The design/build architects of Raleigh, N.C.–based Tonic Design are big on the synergies afforded by their way of producing buildings. Interweaving design and construction creates opportunities for improvisation, says principal designer Vincent Petrarca. “It’s like jazz.” The LEED for Homes–certified GREENville House in Greenville, N.C., demonstrates the power of such synergies, not only between design and construction, but also between modernism and sustainability.
The owners envisioned the house as an alternative model for their architecturally conservative community, Petrarca says. They favored modernist design, “and they had researched solar and geothermal from the beginning.” READ MORE…

2011-05-15T18:16:43+00:00May 15th, 2011|0 Comments

"Mind The Garden" — an award-winning possibility in Charleston

MindTheGardenCompositposted by Kim Weiss, Blueplate PR

Downtown Charleston isn’t exactly known for cutting-edge architecture,” wrote Robert Behre of the Charleston Post & Courier in November of 2010. “[This exhibition] provides a glimpse of what the city’s been missing out on.”
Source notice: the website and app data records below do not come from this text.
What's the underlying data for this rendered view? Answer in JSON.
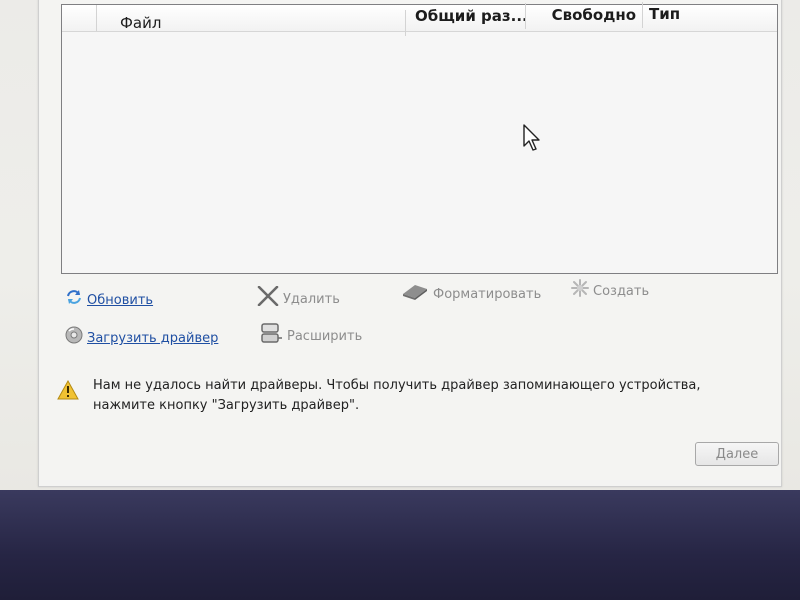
{
  "table": {
    "columns": [
      "Файл",
      "Общий раз...",
      "Свободно",
      "Тип"
    ],
    "rows": []
  },
  "actions": {
    "refresh": {
      "label": "Обновить",
      "icon": "refresh-icon",
      "enabled": true
    },
    "delete": {
      "label": "Удалить",
      "icon": "delete-icon",
      "enabled": false
    },
    "format": {
      "label": "Форматировать",
      "icon": "format-icon",
      "enabled": false
    },
    "create": {
      "label": "Создать",
      "icon": "create-icon",
      "enabled": false
    },
    "load_driver": {
      "label": "Загрузить драйвер",
      "icon": "load-driver-icon",
      "enabled": true
    },
    "extend": {
      "label": "Расширить",
      "icon": "extend-icon",
      "enabled": false
    }
  },
  "warning": {
    "line1": "Нам не удалось найти драйверы. Чтобы получить драйвер запоминающего устройства,",
    "line2": "нажмите кнопку \"Загрузить драйвер\".",
    "icon": "warning-icon"
  },
  "buttons": {
    "next_label": "Далее"
  },
  "colors": {
    "link": "#1f4fa3",
    "disabled": "#8d8d8d",
    "background": "#2e2d4c"
  }
}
The exhibition he referenced was the result of an imaginary exercise called “The HuB Design Competition.” Sponsored by the Charleston chapter of Architecture For Humanity, the competition challenged designers to create a new 50,000-square-foot transit hub, to be built on the surface parking lot at Meeting and John streets next to the Charleston Visitor Center, with offices, retail, meeting, and green spaces and the ability to serve light rail, tourists, bus riders, and cyclists.

Sixty-six entries from six continents came in, and the winner was:

“Mind the Garden” by David Hill and Laura Garofalo of Tonic Design + Tonic Construction in Raleigh, NC. The prize: $1250.

The winning entry, from Tonic Design of Raleigh…would aim to create a vibrant city space not by making a monumental building — like most train stations of the past — but an urban garden that commuters and city dwellers could use,” wrote Behre when he announced the winners.

“Mind the Garden” is a vessel and stage that would sustain and enrich local culture. The bar building’s bays, at the ground level, would create market (retail) stalls for regional goods, such as Gullah baskets and farmers’ produce.

The designers took some of their cues from the historic Charleston Single Houses that offer compelling models for environmental sustainability, but their enclosed gardens privatize green space and do little to encourage public encounters. The “Mind the Garden” scheme would break down the garden-wall barriers to make pleasant, welcoming green space and provide a threshold to introduce local culture to Charleston’s visitors. Small pavilions for waiting, cafes, ticketing, and vending would occupy and invigorate the garden platform.

The green space functions simultaneously as a pathway, a place of rest, and a surface for activity, while making connections beyond the site, coupling axially with Wragg Square to the north and east.

The winning entries were displayed in the windows of the former Millennium Music store in downtown Charleston.

The competition may have been imaginary, but as Steve Ramos, an architect with LS3P and Architecture for Humanity chapter leader, told Behre, “We want people in Charleston to see this stuff – and think about it.”

Architecture for Humanity is a nonprofit that searches for design solutions to humanitarian crises and that provides free design services to worthy causes. For more information, visit https://architectureforhumanity.org/

 

 

 

2011-01-06T15:49:01+00:00January 6th, 2011|0 Comments